Intel is under pressure after having missed the boat in mobile and is now facing another challenge in the next big thing — artificial intelligence, which is a major focus in the data center and in the consumer segment of the Internet of Things, where low-powered chips are essential. As of this week, Krzanich has a new issue to deal with, the reports by researchers of a potential security vulnerability in basically all of its chips.
Intel has gotten out ahead of the news and is trying to convince customers and investors that its chips are safe, saying it has already launched patches for the majority of its chips introduced in the last five years. It’s likely that Krzanich will take a few minutes of his keynote at CES to once again address the safety of its microprocessors, but it remains unclear if the issue will truly have no material affect on the company, and Krzanich’s stock sales need to be better addressed as well.
The rivalry between Intel and Nvidia will play out in the product focus of each company at the show. In Intel’s case, Krzanich is expected to really focus on some new efforts in the graphics area to capture more of Nvidia’s core video-gaming market and its efforts in artificial intelligence and machine learning. Intel is expected to launch a new graphics module at CES with multiple chips for high-end laptops and video gaming, sporting an Advanced Micro Devices Inc. AMD, +4.94% graphics chip, a rare effort between the two rivals to thwart Nvidia’s growth.
“We could see the formal introduction of INTC’s i7 module that incorporates an AMD Radeon GPU,” Ruben Roy, an analyst with MKM Partners, wrote in a note this week. The tech blogosphere has reported that Intel apparently accidentally posted details of its forthcoming chip on its Intel India site, but it has since disappeared, fueling speculation that a launch at CES looms.
Krzanich will also probably show or conduct a lot of demos of prototypes or other far-out products to get the audience excited about the future. Roy noted that he hopes Intel will talk about augmented reality and virtual reality, areas that he expects Nvidia to focus on, especially after Intel shut down Project Alloy, its virtual-reality headset initiative, in September. Intel has a lot of other projects in VR, such as its partnerships to live-stream games in VR with both Major League Baseball and the National Baseball Association, and focused on the technology at its sole press conference at the 2017 CES.
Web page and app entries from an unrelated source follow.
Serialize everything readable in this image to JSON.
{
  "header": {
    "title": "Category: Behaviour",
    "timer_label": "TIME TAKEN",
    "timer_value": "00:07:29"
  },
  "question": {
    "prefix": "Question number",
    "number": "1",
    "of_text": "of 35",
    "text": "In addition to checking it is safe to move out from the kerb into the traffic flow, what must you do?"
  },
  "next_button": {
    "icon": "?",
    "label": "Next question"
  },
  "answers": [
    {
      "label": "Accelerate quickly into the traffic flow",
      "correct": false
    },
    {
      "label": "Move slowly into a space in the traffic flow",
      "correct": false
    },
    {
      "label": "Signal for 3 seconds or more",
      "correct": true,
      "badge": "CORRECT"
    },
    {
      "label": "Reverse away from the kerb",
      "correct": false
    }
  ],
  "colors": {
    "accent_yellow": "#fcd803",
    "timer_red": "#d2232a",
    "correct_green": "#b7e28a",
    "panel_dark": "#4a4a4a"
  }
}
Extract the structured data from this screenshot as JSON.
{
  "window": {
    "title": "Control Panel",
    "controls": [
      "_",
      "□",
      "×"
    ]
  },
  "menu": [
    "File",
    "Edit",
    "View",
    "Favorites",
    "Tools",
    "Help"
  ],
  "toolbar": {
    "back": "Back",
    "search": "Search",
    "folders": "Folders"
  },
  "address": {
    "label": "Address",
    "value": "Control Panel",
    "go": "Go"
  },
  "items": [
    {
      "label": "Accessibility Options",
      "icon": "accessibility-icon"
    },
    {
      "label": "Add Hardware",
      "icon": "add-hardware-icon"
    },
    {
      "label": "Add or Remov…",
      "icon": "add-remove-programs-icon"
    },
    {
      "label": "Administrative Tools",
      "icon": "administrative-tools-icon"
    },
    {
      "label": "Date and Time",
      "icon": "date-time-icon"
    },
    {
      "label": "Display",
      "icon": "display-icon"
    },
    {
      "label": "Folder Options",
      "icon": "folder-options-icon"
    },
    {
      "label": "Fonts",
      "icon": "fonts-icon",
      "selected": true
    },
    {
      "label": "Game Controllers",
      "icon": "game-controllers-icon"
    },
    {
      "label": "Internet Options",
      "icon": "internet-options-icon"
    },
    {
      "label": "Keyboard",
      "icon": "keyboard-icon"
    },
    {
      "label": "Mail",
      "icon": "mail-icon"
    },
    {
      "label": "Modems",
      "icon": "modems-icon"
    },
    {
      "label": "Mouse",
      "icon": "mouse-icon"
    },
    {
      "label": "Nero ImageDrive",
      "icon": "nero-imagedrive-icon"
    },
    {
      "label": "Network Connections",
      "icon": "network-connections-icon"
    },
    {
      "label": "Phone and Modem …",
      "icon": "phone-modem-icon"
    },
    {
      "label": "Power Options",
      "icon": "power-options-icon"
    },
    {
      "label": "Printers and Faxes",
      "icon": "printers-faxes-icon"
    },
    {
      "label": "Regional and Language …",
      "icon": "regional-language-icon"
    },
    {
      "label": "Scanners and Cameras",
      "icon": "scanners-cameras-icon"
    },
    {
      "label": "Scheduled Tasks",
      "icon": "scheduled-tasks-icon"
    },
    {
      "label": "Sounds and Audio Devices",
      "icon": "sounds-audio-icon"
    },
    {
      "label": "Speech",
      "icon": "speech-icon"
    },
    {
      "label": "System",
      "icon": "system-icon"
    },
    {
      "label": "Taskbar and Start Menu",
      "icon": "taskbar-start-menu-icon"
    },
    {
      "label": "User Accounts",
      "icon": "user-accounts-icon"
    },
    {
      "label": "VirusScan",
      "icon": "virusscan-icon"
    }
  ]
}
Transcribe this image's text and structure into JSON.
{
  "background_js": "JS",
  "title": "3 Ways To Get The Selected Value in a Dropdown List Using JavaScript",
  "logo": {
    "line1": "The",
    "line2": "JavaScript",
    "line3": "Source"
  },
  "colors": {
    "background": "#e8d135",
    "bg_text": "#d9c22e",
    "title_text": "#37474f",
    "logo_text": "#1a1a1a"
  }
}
“While Nvidia is expected to highlight its emerging AR/VR technologies, we are interested in hearing updates on Intel’s longer-term approach to the AR/VR ecosystem given the company’s recent decision to wind down its headset reference design,” Roy wrote.
For its part, Nvidia will likely show off its self-driving-car forays, such as new partnerships with car companies, as the automotive theme is again likely to be one of the main focuses of CES this year. Last year, Huang wowed CES with new auto partnerships and ambitious predictions that a Level 4 autonomous vehicle — nearly driverless — will be on the market in 2020.
Each CEO faces pressure. Nvidia, as the now-hot company, has to prove to CES attendees (and to investors paying attention) that it is still worth its salt, after its stock soared another 83% in 2017. And Intel, the embattled incumbent, has to show that it still matters, and that it is not missing another boat.
“Intel has to come back into the game now,” said Roger Kay, principal analyst at Endpoint Technologies. “I don’t think that a big company with Intel’s capital structure can afford to miss two markets in a row, they can’t just live on the PC market.”
Let the show begin.